Rakon executive director Brent Robinson told BusinessDesk he disagreed with Hawkins' views, and believed Mogridge had been doing a good job as chairman and that he didn't believe his brother Darren's position on the board was an impediment.

"With a high tech company like Rakon he is a great asset to the board," Robinson said of his brother. "Darren and I complement each other's skills very well. Darren offers a good perspective from the market. It is difficult for a lot of people to get their heads around the technology so it is good to have the support of Darren there."

On the issue of overrepresentation of the Robinson family on the board compared with their shareholding, Brent Robinson said it was a legacy situation and it didn't do any harm.

The Shareholders Association doesn't expect to succeed in preventing the re-elections, as the family and other directors own about 30 percent of the company, Hawkins said. The Shareholders Association decided against contacting the 6,600 shareholders on the company's register because the cost was likely to outweigh the benefit, he said.

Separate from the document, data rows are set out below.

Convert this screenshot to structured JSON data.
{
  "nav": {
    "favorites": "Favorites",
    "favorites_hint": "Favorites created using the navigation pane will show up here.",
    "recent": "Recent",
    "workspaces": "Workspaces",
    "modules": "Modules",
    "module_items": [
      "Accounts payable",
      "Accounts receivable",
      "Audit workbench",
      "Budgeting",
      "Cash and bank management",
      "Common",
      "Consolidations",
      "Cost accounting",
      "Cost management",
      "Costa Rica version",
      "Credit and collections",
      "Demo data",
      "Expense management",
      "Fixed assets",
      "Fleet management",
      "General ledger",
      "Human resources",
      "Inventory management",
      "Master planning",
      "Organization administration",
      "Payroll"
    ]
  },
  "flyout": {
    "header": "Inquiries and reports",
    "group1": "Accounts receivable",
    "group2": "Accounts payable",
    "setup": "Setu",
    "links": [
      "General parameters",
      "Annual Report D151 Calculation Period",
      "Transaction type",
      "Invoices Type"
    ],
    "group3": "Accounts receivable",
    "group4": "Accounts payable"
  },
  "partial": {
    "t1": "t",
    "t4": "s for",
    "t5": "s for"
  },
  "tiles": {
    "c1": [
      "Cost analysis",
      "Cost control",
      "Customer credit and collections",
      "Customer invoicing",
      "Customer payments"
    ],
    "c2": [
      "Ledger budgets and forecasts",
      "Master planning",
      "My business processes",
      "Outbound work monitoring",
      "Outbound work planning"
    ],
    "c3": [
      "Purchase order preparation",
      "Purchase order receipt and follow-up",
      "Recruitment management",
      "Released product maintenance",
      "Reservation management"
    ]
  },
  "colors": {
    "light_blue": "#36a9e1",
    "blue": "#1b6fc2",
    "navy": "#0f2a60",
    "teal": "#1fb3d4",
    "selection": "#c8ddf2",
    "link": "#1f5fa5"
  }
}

The Shareholders Association will support the re-election of independent director Herb Hunt and the sale of the Chinese factory stake, Hawkins said.

(BusinessDesk)

More by Tina Morrison

Comments and questions
2

Good on the Shareholders Association. About time someone put this Board to the sword. Disgraceful.

If a high-school graduate could be the General Engineering Manager, you could expect what would happen.